Going through the entries below, copy out each line that contains "likes".
------ Data to examine
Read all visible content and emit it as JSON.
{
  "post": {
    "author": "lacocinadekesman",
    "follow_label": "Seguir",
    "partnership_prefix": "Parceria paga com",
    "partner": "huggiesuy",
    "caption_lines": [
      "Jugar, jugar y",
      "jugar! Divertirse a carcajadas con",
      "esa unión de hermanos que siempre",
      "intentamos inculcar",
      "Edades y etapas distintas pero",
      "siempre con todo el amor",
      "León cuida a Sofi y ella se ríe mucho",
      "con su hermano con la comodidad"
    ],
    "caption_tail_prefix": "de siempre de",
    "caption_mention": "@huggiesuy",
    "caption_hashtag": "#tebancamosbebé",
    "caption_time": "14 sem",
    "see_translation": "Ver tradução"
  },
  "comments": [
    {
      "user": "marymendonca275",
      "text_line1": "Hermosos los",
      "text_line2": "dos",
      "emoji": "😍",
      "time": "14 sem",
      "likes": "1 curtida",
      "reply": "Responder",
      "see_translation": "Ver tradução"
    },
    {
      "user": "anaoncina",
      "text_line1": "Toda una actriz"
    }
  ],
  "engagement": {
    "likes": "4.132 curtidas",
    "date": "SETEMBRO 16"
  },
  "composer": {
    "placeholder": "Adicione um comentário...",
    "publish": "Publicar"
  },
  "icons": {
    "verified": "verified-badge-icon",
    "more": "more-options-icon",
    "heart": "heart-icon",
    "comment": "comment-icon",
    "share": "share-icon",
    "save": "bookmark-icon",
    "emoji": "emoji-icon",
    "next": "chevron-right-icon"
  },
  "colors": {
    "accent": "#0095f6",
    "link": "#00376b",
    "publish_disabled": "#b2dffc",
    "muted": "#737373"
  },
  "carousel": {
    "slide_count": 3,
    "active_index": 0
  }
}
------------
Solution —
      "likes": "1 curtida",
    "likes": "4.132 curtidas",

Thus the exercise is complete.